Moyamoya disease is caused by blocked arteries at the base of the brain. As the blockage builds, the brain creates more blood vessels around the block to help bring more oxygen in the blood to deprived areas of the brain. The name "moyamoya" means "puff of smoke" in Japanese and describes the tiny vessels that form to deal with the blockage.
The cause of moyamoya disease is generally unknown, but may be secondary to other underlying conditions such as Down’s syndrome, diabetes, neurofibromatosis and sickle-cell disease. Family history may also play a role.
In the United States, the risk of developing moyamoya is less than one in 100,000. It can occur at any time, but is most commonly seen in children aged 5 to 15 and in adults aged 30 to 40.
Symptoms of moyamoya are similar to a stroke. Symptoms can include weakness or numbness in an arm or leg, difficulty speaking or paralysis affecting one side of the body. Other symptoms include seizures or changes in memory or recall. A severe headache can occur along with the other stroke symptoms that develop.
Treatment of Moyamoya Disease
There are no medications available that reverse the smaller arteries seen with moyamoya disease. Instead, treatment focuses on decreasing the risk of stroke through medication and surgery.
For those with stroke symptoms or TIAs (small strokes), aspirin or other blood thinners may decrease the chance of having a stroke. Research has shown, however, that aspirin alone is not the best way to treat moyamoya.
Moyamoya Disease Surgery
Surgery is generally recommended for moyamoya patients with stroke symptoms that get worse or TIAs that continue to occur. The procedures vary depending on the patient's age and symptoms.
- Cerebral bypass procedure: This surgery connects a blood vessel from outside the brain to a vessel inside the brain, allowing the surgeon to redirect blood flow around an artery that is narrowed, blocked, or damaged. The procedure is generally recommended for adults.
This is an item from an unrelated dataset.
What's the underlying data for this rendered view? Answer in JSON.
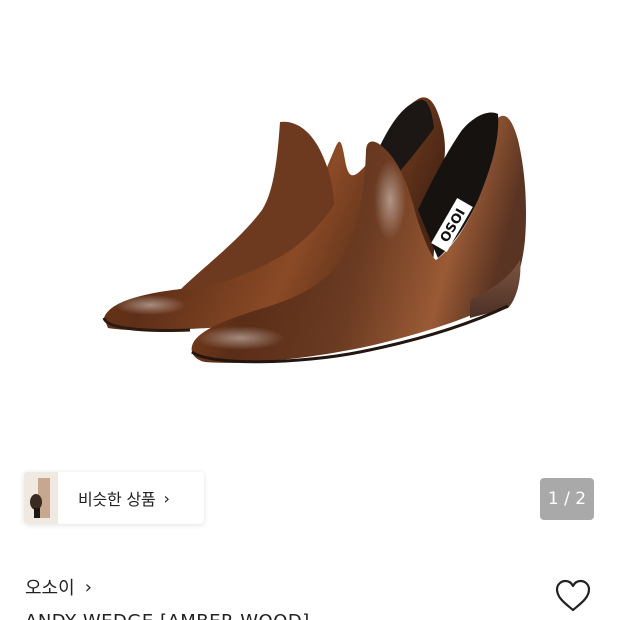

- Encephalo-duro-arteriorsynangiosis (EDAS): The surgeon takes the superficial temporal artery and places it in contact with the brain surface. A hole is cut in the skull directly beneath the artery. The artery is then sutured to the surface and the bone replaced. The procedure is generally performed on children.
- Omental transposition procedure: The omentum (the lining surrounding the abdominal organs) is very rich in blood supply. The surgeon places the omentum on the surface of the brain so that the vessels can eventually grow into the brain and improve blood supply. This surgery is performed on children.
- Multiple burr holes: Several small holes (burr holes) are place in the skull to allow for growth of new vessels into the brain from the scalp. Multiple burr holes procedure is generally offered to adults.
After surgery, most individuals do not experience additional strokes or other related issues. Without surgery, individuals with moyamoya disease may experience progressive mental decline and multiple strokes as the arteries continue to narrow. Without treatment, moyamoya disease can be fatal as the result of intracerebral hemorrhage (bleeding within the brain).